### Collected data
Start of Block

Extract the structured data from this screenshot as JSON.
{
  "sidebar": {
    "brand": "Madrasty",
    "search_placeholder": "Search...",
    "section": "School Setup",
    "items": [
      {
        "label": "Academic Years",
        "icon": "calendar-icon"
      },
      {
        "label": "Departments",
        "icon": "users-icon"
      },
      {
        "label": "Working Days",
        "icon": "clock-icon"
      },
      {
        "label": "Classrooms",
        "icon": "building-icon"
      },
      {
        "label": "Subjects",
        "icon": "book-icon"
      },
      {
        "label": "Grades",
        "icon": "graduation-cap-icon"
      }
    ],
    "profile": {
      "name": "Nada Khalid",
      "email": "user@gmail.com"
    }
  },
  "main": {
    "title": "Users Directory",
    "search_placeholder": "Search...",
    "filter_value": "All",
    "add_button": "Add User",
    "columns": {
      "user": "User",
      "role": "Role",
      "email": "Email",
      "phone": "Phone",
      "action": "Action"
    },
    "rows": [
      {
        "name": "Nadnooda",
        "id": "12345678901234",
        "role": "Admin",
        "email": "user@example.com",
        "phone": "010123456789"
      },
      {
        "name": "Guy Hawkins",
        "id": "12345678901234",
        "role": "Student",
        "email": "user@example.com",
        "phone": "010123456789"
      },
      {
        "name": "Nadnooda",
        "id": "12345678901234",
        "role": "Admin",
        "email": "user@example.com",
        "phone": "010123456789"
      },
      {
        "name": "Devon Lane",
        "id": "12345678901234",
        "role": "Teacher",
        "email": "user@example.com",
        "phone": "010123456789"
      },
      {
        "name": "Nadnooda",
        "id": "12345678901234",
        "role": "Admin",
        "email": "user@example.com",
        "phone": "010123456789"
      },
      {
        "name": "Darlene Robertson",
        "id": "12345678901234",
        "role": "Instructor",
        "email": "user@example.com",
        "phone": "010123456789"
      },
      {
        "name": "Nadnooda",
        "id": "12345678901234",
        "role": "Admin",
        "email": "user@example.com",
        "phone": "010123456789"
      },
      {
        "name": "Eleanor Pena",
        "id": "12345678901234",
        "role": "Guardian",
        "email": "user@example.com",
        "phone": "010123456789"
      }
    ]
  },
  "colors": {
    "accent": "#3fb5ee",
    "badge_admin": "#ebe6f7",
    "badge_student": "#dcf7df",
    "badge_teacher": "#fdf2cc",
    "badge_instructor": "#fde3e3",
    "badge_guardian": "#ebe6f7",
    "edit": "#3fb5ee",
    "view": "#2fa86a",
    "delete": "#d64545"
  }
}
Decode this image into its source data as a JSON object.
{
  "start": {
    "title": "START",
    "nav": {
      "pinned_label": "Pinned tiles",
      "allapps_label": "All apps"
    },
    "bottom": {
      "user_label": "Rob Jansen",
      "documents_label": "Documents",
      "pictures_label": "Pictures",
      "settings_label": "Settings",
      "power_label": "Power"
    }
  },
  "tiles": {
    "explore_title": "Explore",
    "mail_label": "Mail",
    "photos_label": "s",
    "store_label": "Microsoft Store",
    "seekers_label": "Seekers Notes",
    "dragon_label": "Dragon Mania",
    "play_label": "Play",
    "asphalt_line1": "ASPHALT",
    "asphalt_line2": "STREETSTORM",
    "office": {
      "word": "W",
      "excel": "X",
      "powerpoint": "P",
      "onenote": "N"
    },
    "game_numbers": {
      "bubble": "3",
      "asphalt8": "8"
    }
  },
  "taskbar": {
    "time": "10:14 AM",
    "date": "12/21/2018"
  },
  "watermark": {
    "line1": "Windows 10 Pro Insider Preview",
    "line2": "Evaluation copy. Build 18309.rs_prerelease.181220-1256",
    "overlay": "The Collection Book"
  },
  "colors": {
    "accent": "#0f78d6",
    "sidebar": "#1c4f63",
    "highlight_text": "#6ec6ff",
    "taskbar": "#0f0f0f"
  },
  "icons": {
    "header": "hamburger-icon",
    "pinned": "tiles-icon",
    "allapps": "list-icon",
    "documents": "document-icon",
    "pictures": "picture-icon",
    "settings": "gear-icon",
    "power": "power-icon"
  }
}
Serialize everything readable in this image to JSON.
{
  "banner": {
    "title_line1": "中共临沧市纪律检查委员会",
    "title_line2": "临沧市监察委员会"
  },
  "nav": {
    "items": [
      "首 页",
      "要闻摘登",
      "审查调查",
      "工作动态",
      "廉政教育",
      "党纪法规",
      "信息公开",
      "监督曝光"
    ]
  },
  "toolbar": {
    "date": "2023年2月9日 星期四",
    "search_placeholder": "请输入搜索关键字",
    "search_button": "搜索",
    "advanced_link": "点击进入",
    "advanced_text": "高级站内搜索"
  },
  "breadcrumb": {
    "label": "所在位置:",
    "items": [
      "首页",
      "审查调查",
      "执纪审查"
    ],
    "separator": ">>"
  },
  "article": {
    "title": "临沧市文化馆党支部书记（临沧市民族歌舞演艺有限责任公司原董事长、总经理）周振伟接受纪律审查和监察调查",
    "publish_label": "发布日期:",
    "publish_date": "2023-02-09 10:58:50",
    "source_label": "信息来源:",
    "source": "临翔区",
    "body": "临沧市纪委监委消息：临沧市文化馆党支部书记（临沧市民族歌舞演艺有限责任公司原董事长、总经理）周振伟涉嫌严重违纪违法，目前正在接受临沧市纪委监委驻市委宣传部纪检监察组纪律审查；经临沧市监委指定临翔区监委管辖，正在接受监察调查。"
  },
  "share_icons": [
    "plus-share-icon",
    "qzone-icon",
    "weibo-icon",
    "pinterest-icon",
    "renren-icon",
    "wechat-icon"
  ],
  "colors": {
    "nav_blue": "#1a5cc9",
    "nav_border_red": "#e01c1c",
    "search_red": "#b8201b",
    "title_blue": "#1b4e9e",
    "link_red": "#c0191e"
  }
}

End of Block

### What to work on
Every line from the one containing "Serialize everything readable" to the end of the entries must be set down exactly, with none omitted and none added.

### Exercise result
Serialize everything readable in this image to JSON.
{
  "banner": {
    "title_line1": "中共临沧市纪律检查委员会",
    "title_line2": "临沧市监察委员会"
  },
  "nav": {
    "items": [
      "首 页",
      "要闻摘登",
      "审查调查",
      "工作动态",
      "廉政教育",
      "党纪法规",
      "信息公开",
      "监督曝光"
    ]
  },
  "toolbar": {
    "date": "2023年2月9日 星期四",
    "search_placeholder": "请输入搜索关键字",
    "search_button": "搜索",
    "advanced_link": "点击进入",
    "advanced_text": "高级站内搜索"
  },
  "breadcrumb": {
    "label": "所在位置:",
    "items": [
      "首页",
      "审查调查",
      "执纪审查"
    ],
    "separator": ">>"
  },
  "article": {
    "title": "临沧市文化馆党支部书记（临沧市民族歌舞演艺有限责任公司原董事长、总经理）周振伟接受纪律审查和监察调查",
    "publish_label": "发布日期:",
    "publish_date": "2023-02-09 10:58:50",
    "source_label": "信息来源:",
    "source": "临翔区",
    "body": "临沧市纪委监委消息：临沧市文化馆党支部书记（临沧市民族歌舞演艺有限责任公司原董事长、总经理）周振伟涉嫌严重违纪违法，目前正在接受临沧市纪委监委驻市委宣传部纪检监察组纪律审查；经临沧市监委指定临翔区监委管辖，正在接受监察调查。"
  },
  "share_icons": [
    "plus-share-icon",
    "qzone-icon",
    "weibo-icon",
    "pinterest-icon",
    "renren-icon",
    "wechat-icon"
  ],
  "colors": {
    "nav_blue": "#1a5cc9",
    "nav_border_red": "#e01c1c",
    "search_red": "#b8201b",
    "title_blue": "#1b4e9e",
    "link_red": "#c0191e"
  }
}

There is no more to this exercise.